"Recycling has been promoted by the plastics industry as a key solution to the
growing problem of plastic waste. But a study has found recycling itself could
be releasing huge quantities of microplastics.
An international team of scientists sampled wastewater from a state-of-the-art
recycling plant at an undisclosed location in the UK. They found that the
microplastics released in the water amounted to 13% of the plastic processed.
The facility could be releasing up to 75bn plastic particles in each cubic
metre of wastewater, they estimated.
“I was incredibly shocked,” said Erina Brown, the lead researcher of the study,
conducted at the University of Strathclyde in Glasgow. “It’s scary because
recycling has been designed in order to reduce the problem and to protect the
environment. This is a huge problem we’re creating.”
The researchers tested the water before and after the plant installed a water
filtration system and found the filter reduced the concentration of
microplastics from 13% of the plastic processed to 6%.
The estimate of 75bn particles a cubic metre is for a plant with a filter
installed. A majority of the particles were smaller than 10 microns, about the
diameter of a human red blood cell, with more than 80% smaller than five
microns, Brown said.
Microplastics, usually considered to be any particle of plastic measuring less
than 5mm, have been found everywhere from freshly fallen snow in Antarctica to
the depths of the ocean, and can be toxic for animals and plants.
The results also revealed high levels of microplastics in the air around the
recycling facility, with 61% of the particles less than 10 microns in size.
Particulate matter less than 10 microns has been linked to human illness.
The facility was a “best case scenario”, Brown said, given that it had made
efforts to install water filtration while many other recycling plants may not.
“An important consideration is what other plants globally are emitting,” she

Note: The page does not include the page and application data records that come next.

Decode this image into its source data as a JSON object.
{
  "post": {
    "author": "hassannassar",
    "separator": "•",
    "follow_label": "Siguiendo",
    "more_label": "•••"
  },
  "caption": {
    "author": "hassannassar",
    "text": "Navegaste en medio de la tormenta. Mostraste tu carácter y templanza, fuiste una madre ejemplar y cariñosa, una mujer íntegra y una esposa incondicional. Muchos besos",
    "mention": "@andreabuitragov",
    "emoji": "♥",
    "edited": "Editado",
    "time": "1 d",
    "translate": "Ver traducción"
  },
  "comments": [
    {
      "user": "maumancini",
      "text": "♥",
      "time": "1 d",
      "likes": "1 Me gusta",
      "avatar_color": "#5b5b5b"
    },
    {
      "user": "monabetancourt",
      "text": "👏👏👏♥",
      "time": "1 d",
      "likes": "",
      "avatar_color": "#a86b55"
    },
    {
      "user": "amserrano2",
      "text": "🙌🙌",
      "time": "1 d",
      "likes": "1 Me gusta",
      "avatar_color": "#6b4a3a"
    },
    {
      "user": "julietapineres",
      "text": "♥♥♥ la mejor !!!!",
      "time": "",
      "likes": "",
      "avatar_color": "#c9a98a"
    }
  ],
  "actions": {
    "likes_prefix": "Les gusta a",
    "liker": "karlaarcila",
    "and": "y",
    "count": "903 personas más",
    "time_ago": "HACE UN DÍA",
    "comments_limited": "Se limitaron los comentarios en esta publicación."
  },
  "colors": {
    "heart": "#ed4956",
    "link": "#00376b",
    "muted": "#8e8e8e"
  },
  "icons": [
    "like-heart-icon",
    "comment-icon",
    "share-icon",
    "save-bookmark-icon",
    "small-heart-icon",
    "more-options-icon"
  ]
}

said. “This is something we really need to find out.”"
*** Xanni ***
Chief Scientist, Xanadu
Partner, Glass Wings
Manager, Serious Cybernetics